Djibouti’s new legislature is making great efforts to become more representative of the country’s people. Elections in February changed the composition of the National Assembly with an intake of 60 per cent of new MPs. Women are better represented, making up 26 per cent of the intake, up from 11 per cent in the last legislature; the Assembly is also proactively reaching out to civil society and youth. 

In January 2018, the legislature amended its electoral law, requiring at least 25 per cent of parliamentary seats to be held by women. The amendment followed a self-assessment exercise on gender sensitivity carried out by the IPU and the National Assembly in December 2017.

The number of women selected for leadership positions has also increased: the Vice-President of the Assembly is a woman, and a third of the National Assembly’s committees are presided over by women, including an opposition MP. The Assembly’s gender caucus is also being strengthened. One way the Assembly is building capacity is through partnerships with other parliamentary gender caucuses.

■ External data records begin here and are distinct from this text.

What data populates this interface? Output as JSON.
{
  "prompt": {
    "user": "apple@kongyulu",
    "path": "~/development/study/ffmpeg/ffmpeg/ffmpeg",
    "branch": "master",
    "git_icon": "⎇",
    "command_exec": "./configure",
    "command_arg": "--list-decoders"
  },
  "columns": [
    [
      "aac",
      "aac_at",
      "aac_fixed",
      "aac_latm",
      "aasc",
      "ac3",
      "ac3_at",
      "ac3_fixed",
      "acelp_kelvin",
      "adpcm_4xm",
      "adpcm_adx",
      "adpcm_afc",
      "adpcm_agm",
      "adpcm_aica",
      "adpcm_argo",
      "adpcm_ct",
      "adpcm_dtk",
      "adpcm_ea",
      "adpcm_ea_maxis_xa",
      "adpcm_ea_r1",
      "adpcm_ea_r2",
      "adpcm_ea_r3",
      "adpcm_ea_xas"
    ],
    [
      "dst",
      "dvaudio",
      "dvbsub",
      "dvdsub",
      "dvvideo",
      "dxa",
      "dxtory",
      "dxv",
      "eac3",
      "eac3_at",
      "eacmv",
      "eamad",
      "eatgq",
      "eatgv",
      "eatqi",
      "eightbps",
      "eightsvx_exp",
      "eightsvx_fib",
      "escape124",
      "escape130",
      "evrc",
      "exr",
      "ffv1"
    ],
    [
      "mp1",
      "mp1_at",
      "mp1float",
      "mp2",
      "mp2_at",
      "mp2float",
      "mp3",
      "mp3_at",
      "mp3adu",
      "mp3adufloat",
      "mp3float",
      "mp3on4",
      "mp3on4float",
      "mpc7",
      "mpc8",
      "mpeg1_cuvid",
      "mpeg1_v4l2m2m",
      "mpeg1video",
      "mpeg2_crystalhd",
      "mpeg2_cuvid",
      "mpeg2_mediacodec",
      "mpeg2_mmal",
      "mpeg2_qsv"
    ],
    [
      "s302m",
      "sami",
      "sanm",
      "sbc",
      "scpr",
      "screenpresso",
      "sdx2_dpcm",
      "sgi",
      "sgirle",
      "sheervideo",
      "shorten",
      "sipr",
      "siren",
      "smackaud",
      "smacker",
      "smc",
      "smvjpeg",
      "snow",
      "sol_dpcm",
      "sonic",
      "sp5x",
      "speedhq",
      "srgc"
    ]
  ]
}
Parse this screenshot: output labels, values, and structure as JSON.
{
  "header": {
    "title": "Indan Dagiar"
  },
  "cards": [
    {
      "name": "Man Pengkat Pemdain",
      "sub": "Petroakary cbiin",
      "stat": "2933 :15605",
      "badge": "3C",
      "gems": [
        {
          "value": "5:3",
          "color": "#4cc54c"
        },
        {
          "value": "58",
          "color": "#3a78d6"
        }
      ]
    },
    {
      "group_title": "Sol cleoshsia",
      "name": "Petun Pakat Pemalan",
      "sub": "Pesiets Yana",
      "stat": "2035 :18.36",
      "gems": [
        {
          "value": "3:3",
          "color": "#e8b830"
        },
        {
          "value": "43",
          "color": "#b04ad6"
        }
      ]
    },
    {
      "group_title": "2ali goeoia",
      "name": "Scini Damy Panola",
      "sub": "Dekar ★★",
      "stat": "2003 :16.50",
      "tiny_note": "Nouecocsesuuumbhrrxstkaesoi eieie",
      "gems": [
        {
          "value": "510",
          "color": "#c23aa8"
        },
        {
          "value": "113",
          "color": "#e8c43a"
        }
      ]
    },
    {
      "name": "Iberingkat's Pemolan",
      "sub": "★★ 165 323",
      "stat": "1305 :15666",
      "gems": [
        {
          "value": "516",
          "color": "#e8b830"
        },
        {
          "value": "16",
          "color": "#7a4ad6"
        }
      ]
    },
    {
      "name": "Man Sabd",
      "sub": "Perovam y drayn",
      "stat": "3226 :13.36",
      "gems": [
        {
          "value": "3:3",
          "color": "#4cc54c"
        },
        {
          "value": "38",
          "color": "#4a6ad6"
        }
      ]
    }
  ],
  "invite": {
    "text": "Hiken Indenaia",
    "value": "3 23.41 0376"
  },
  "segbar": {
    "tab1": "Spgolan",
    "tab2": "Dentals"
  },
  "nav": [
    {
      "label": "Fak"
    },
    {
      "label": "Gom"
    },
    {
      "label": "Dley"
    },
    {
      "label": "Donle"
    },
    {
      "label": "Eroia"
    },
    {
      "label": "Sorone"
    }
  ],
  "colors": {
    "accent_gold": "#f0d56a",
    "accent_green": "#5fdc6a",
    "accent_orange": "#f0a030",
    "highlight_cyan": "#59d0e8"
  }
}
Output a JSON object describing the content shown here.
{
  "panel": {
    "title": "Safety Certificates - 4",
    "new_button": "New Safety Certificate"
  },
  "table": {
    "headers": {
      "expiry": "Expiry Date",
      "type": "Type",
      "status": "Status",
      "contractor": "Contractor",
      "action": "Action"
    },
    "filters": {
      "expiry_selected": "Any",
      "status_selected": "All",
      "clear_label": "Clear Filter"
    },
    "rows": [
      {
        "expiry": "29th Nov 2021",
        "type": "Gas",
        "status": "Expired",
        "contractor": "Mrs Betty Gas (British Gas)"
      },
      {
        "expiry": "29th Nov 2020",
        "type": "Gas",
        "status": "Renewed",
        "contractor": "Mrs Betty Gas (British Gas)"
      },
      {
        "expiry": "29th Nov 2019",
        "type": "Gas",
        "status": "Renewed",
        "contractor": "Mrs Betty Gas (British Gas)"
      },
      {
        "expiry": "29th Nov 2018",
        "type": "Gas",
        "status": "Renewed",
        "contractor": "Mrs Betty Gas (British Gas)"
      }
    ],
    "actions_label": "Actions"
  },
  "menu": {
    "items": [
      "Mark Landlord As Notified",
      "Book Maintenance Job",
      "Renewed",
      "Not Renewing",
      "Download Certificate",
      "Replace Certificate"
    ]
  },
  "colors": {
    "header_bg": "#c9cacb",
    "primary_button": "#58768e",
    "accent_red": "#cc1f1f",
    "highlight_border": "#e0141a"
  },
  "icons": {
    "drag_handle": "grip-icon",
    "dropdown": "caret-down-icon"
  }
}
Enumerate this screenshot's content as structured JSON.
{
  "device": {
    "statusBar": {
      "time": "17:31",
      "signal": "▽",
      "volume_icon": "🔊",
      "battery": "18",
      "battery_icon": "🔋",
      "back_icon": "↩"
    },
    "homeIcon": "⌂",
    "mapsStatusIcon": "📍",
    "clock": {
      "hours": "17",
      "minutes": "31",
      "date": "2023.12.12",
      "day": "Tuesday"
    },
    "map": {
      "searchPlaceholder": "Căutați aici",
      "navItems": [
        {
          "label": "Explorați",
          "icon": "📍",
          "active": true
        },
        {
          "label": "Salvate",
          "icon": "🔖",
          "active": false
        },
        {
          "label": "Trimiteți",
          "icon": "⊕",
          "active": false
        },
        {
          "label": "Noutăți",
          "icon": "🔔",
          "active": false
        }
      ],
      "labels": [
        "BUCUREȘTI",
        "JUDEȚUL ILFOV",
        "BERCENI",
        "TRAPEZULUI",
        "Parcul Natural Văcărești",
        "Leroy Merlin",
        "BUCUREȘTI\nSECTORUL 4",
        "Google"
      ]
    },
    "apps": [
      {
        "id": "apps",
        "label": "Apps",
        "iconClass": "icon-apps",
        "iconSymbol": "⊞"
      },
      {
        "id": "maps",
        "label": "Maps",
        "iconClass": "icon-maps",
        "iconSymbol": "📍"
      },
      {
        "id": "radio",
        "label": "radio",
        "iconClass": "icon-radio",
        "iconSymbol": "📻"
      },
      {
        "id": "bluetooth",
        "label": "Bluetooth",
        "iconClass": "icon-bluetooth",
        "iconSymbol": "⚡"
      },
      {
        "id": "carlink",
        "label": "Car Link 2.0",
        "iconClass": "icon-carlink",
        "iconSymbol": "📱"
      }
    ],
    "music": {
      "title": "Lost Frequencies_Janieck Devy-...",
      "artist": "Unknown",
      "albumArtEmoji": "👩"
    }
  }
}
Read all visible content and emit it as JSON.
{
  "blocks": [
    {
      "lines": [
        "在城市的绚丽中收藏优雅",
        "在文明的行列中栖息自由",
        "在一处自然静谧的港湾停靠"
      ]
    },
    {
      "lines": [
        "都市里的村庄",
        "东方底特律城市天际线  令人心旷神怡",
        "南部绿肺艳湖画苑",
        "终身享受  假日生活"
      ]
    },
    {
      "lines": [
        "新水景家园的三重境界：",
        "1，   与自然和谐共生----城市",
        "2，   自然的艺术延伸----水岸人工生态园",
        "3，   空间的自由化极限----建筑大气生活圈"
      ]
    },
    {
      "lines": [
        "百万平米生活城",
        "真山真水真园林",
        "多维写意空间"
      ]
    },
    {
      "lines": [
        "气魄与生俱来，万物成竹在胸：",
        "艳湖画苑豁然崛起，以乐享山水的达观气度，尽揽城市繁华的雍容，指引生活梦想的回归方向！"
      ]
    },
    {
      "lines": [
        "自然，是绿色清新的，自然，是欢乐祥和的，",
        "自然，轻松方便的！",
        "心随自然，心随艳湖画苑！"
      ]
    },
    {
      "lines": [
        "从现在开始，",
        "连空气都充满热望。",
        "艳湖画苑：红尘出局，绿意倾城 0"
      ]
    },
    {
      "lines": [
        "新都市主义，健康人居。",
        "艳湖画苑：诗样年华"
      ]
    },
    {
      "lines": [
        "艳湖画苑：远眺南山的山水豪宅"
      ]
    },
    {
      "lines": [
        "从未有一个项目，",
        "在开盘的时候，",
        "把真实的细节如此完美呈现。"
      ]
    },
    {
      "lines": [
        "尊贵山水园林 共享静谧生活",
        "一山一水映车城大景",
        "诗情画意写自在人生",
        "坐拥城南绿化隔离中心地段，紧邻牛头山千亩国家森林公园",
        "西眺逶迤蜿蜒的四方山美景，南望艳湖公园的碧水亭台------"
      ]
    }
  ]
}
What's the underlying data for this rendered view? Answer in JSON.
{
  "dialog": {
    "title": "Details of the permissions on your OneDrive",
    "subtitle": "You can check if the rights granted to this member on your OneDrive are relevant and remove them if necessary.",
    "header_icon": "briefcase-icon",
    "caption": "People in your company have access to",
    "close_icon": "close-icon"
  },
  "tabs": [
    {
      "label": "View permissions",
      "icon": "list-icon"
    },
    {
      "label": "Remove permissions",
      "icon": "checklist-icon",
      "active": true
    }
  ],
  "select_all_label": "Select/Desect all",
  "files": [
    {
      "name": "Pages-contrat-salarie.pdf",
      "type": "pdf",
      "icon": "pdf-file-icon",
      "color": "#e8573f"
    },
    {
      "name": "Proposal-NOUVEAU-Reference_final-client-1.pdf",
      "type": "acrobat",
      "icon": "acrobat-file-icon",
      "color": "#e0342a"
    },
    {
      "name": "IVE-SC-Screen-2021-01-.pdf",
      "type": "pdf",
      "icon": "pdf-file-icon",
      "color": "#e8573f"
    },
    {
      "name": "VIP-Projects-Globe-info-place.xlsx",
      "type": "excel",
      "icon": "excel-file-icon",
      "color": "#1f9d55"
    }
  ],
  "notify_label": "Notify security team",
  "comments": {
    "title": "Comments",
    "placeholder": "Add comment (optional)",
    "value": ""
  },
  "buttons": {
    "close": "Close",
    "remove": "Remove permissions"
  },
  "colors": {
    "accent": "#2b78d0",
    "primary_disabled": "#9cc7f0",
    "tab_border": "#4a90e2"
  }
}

For example, in September, a delegation of Djibouti women MPs will meet caucuses from around the world at the upcoming International Congress of Parliamentary Women’s Caucuses in Dublin, Ireland.

The Assembly is also reaching out to other sectors of society, for example, by engaging civil society in committee meetings. The Assembly hosted a meeting on the global goals on 30 June this year, on the first edition of the new International Day of Parliamentarism, inviting experts and representatives from civil society. The Assembly is also helping to involve more young people in politics by reactivating a Children’s Parliament.

The National Assembly is working on its first institutional strategic plan, a project spearheaded by the President of the Assembly and supported by the IPU.  Almost 40 per cent of the MPs on the steering group are women. The strategic plan will provide a framework for the institution’s development and facilitate cooperation with external partners. 

Djibouti has been a member of the IPU since 1981 with a brief interlude between 2006 and 2010. Its National Assembly consists of 65 elected members. More information about the National Assembly at this link http://www.presidence.dj/sousmenu.php?ID=32